Centuries before zinc was discovered in the metallic form, its ores were used for making brass and zinccompounds and also for healing wounds and sore eyes. It is believed that the Romans first made brass in the time of Augustus (20 B.C. – 14 A.D.). In the 13th century Marco Polo described the manufacture of zinc oxide in Persia.
By 1374, zinc was recognized in India as a new metal – the 8th metal known to man at that time. At Zawar, India, both zinc metal and zinc oxide were produced from the 12th to the 16th century. Zinc metal was used to make brass, and zinc oxide served medical purposes.

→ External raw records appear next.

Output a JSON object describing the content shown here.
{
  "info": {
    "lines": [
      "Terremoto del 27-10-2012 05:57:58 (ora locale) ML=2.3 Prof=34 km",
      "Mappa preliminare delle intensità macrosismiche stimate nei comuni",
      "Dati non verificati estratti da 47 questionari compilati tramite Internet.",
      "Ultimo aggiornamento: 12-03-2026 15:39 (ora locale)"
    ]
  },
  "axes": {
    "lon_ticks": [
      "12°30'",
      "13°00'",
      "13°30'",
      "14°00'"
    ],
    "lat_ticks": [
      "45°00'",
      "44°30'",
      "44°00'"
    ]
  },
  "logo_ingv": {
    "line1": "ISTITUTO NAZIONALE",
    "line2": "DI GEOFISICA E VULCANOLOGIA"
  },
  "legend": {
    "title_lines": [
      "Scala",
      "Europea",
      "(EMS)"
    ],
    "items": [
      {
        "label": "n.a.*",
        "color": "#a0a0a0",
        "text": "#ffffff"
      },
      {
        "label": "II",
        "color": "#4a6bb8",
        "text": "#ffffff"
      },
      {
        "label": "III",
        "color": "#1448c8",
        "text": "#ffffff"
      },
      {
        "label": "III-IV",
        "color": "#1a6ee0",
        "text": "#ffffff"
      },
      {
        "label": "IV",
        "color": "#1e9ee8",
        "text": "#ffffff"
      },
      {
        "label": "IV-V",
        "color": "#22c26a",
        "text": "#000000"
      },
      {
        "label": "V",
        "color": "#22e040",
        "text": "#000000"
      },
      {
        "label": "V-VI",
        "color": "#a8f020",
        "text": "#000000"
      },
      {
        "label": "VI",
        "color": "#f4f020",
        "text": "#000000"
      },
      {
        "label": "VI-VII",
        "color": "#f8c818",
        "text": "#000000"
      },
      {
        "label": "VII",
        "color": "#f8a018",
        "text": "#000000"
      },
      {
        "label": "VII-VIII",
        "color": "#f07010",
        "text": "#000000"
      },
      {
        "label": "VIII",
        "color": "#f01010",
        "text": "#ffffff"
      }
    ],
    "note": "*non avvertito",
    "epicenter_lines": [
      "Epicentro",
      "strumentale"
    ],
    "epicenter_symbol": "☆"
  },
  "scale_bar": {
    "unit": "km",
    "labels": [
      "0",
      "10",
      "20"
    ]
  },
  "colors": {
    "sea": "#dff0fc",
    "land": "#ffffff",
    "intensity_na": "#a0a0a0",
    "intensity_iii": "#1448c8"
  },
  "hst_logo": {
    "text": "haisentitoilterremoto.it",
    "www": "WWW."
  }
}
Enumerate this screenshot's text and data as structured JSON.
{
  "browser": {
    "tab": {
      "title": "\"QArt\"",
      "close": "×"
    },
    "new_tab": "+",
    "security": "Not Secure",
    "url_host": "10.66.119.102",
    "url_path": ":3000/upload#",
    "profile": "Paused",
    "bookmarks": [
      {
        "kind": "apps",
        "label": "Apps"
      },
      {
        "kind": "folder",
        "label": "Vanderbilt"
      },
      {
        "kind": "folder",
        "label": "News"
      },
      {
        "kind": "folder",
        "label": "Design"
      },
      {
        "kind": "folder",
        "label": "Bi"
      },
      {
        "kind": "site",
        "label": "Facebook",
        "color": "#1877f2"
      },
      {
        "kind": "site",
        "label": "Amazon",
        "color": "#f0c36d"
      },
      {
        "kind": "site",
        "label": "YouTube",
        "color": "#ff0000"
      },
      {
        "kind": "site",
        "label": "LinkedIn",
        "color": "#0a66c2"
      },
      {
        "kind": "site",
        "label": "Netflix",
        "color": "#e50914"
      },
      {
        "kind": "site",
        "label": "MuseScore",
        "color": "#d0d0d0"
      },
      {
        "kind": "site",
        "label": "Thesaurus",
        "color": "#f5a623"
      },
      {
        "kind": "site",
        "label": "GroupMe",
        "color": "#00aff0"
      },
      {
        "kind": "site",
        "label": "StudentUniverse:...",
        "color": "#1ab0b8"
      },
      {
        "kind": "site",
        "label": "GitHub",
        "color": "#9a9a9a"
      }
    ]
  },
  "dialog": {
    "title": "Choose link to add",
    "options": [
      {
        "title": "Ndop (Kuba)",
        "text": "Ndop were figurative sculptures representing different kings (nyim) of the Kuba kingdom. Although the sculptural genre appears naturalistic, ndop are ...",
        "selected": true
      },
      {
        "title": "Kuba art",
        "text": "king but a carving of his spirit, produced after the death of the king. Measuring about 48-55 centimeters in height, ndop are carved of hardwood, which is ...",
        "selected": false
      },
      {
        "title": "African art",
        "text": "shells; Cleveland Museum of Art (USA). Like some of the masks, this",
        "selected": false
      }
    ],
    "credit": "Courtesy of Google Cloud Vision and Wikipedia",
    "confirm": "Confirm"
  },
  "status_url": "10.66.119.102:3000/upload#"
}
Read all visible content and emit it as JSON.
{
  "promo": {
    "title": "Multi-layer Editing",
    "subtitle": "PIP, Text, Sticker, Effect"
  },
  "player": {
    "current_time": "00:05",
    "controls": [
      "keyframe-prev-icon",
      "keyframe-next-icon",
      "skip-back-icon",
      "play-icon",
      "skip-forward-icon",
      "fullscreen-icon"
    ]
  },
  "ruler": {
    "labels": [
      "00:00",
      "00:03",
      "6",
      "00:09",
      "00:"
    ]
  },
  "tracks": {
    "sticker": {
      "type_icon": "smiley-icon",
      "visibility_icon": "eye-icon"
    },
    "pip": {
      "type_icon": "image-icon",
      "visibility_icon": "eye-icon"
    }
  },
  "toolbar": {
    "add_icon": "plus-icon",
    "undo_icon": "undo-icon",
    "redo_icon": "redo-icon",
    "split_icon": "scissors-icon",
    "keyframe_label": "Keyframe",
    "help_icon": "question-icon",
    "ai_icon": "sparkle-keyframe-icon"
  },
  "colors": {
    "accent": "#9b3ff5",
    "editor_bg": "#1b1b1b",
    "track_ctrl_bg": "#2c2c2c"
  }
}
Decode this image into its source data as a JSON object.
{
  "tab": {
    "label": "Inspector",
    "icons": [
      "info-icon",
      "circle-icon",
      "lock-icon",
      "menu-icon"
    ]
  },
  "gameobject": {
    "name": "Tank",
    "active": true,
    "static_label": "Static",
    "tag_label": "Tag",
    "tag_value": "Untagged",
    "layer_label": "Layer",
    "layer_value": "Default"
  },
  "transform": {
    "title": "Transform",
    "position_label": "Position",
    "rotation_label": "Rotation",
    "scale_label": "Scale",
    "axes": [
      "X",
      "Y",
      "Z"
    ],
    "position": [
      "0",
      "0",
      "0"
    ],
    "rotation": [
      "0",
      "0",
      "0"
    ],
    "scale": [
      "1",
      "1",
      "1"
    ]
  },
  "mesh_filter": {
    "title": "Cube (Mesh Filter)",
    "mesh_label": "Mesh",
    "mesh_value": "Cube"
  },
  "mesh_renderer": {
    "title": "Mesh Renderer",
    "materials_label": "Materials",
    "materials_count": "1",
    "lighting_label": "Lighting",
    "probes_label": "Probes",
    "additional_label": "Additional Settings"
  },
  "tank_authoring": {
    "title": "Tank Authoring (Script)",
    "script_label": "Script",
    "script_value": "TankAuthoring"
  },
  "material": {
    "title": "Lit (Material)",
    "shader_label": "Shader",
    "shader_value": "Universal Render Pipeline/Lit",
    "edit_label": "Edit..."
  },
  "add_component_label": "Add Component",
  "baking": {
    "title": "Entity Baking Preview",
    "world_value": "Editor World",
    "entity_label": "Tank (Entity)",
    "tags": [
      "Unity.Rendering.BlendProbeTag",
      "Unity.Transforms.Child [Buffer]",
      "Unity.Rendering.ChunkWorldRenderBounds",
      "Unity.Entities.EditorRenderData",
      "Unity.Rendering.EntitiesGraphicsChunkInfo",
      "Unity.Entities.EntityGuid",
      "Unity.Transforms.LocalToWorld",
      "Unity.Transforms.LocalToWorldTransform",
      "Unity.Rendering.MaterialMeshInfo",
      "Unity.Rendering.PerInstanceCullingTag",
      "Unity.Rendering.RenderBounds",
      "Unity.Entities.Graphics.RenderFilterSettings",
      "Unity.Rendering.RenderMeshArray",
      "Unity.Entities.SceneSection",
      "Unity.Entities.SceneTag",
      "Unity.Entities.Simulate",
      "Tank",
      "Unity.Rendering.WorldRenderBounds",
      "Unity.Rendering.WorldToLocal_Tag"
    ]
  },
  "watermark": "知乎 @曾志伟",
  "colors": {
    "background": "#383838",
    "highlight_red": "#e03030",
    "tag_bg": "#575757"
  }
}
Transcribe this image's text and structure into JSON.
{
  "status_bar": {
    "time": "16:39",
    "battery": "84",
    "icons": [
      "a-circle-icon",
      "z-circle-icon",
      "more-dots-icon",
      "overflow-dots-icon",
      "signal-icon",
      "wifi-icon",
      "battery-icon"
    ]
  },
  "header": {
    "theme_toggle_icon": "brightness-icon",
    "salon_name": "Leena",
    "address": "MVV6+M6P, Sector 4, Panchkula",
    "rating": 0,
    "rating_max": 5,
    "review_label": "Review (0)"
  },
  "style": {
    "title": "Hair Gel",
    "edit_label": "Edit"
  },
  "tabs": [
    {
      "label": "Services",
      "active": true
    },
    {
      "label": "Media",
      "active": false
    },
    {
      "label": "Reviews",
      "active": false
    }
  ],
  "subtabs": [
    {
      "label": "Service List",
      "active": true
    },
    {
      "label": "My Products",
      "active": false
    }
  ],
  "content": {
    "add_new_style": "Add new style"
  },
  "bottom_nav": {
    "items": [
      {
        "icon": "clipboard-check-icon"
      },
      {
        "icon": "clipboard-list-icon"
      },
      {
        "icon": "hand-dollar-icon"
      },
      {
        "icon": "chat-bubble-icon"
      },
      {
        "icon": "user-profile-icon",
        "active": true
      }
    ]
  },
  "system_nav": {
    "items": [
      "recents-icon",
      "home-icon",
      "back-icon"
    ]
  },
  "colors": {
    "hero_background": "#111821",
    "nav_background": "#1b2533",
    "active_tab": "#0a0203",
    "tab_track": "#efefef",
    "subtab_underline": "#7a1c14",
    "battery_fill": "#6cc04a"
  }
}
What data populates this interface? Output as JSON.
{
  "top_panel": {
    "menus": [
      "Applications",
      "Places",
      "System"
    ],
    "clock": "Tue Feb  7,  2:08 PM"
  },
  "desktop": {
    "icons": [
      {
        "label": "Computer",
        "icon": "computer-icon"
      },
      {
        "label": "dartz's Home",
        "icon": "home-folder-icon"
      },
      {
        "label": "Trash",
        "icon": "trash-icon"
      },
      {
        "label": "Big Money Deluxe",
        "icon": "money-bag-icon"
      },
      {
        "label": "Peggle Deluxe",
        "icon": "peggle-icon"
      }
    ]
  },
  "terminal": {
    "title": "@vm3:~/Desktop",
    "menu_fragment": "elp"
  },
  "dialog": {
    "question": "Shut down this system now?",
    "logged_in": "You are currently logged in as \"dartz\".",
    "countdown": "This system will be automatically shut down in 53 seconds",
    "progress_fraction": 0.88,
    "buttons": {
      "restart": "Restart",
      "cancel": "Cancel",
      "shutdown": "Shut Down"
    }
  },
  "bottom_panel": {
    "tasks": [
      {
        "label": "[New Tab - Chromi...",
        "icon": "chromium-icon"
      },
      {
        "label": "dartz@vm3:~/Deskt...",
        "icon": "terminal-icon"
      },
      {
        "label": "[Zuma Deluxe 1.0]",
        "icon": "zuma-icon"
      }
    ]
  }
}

From India, zinc manufacturing moved to China in the 17th century where it developed as an industry to supply the needs of the brass industry.
Zinc was recognized in Europe as a separate metal in the 16th century when Agricola (1490 – 1555) observed when a metal called “zincum”, produced in Silesia and Paracelsus (1493 – 1541), stated clearly that “zincum” was a new metal. In 1743, the first European zinc smelter was established in Bristol in the United Kingdom using a vertical retort procedure. A major technological improvement was achieved with the development of the horizontal retort process in Germany which led to the erection of smelting works in Silesia, Liege, Belgium and Aachen, the Rhineland and the Ruhr areas in Germany. In 1836 hot-dip galvanizing, the oldest anti-corrosion process, was introduced in France. Zinc production in the United States started in 1850.
For about 500 years zinc was produced from its oxide ores before the more abundant sulfides became the major source of supply. On the technological side, there was a drastic change in 1916 when the electrolytic process was introduced on a large scale replacing the pyrometallurgical process as the dominating production method.